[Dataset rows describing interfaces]
▽
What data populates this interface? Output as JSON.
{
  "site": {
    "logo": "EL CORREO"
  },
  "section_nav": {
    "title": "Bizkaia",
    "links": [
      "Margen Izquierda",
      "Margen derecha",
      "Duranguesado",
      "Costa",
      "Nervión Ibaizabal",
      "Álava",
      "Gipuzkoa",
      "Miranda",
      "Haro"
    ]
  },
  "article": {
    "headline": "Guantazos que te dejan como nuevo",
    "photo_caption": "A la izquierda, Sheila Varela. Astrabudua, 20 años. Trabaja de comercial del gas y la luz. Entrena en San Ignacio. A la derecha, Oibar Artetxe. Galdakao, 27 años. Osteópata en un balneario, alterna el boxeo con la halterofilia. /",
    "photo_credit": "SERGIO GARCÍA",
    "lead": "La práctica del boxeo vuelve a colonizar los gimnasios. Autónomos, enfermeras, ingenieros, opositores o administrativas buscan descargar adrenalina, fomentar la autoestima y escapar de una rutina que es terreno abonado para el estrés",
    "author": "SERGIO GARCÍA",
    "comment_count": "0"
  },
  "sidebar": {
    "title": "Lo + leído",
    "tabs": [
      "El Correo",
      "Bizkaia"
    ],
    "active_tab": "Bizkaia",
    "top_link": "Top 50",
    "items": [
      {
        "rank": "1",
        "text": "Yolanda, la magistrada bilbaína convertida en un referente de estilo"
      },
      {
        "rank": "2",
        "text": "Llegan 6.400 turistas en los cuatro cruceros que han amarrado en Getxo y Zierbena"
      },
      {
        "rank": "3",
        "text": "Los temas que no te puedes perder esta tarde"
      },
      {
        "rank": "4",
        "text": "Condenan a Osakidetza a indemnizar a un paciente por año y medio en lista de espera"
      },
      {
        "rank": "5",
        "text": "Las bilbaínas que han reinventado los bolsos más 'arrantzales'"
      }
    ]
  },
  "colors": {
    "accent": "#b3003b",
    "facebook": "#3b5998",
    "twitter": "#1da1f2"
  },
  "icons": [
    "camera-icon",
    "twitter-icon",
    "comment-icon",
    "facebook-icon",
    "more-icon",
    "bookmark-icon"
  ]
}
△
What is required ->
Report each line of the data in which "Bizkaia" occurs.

Response area ->
    "title": "Bizkaia",
      "Bizkaia"
    "active_tab": "Bizkaia",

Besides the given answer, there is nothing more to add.